**REQUIREMENT:**
Please show all lines of the records that include "true".

[App and web page records]
#####
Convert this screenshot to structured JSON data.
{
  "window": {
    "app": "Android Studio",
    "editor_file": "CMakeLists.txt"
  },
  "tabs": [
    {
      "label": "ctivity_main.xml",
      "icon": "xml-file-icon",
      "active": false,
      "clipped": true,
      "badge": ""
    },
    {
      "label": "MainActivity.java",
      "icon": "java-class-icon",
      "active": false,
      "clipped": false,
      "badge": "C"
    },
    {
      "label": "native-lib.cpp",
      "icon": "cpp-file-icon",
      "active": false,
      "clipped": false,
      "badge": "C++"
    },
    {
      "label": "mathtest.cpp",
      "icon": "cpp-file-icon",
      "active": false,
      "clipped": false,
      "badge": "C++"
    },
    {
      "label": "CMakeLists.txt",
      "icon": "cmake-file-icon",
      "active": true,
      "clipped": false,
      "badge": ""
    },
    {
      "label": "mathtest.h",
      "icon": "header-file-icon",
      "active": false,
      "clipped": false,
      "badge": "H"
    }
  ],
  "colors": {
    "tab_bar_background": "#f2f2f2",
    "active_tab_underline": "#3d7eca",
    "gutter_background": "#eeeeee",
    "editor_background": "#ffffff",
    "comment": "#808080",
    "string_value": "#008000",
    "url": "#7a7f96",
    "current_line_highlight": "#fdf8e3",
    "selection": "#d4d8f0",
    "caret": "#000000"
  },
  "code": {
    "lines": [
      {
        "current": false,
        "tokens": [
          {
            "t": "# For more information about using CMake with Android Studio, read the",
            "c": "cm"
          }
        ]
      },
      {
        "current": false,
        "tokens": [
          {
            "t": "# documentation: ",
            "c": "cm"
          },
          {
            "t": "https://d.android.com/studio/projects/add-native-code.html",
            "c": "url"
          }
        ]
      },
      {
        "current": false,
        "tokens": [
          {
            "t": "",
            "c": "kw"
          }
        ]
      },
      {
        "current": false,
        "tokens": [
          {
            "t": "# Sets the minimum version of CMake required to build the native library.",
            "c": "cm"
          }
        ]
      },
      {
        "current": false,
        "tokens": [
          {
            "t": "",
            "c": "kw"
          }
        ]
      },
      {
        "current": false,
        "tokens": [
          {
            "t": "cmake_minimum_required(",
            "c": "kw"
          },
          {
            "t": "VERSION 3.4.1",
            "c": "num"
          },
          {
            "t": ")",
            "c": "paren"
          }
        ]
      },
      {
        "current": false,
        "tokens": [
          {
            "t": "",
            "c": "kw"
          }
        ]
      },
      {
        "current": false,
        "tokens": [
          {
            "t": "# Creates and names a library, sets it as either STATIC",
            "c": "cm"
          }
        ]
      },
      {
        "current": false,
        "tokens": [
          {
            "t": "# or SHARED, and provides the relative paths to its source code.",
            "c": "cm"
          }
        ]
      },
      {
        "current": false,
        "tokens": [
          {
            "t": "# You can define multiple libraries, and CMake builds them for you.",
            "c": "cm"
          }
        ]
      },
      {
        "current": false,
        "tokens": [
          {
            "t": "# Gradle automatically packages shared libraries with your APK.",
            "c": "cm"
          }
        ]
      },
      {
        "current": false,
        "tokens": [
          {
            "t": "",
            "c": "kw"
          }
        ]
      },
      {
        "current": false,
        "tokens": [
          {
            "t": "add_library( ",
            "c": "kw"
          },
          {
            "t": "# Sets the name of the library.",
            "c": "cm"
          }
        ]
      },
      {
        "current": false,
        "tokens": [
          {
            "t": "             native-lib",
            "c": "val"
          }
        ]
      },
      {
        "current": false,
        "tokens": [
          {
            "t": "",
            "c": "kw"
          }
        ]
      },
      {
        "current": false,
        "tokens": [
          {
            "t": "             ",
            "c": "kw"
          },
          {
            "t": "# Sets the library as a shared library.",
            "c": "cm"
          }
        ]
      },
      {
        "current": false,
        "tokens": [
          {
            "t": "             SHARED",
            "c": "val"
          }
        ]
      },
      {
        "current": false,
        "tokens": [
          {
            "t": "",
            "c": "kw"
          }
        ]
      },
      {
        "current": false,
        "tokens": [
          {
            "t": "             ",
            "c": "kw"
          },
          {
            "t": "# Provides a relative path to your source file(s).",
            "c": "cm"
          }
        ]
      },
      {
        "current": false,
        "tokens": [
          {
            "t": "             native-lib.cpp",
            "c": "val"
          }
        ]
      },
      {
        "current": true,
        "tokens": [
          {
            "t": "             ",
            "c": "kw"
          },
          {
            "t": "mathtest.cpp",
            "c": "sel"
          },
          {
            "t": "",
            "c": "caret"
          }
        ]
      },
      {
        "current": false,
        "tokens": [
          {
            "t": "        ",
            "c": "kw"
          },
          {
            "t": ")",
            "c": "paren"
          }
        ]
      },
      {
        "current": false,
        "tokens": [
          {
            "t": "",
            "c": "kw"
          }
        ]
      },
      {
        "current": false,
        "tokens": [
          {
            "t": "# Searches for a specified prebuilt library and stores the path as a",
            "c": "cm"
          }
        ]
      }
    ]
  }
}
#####
**TASK ANSWER:**
      "clipped": true,
      "active": true,
        "current": true,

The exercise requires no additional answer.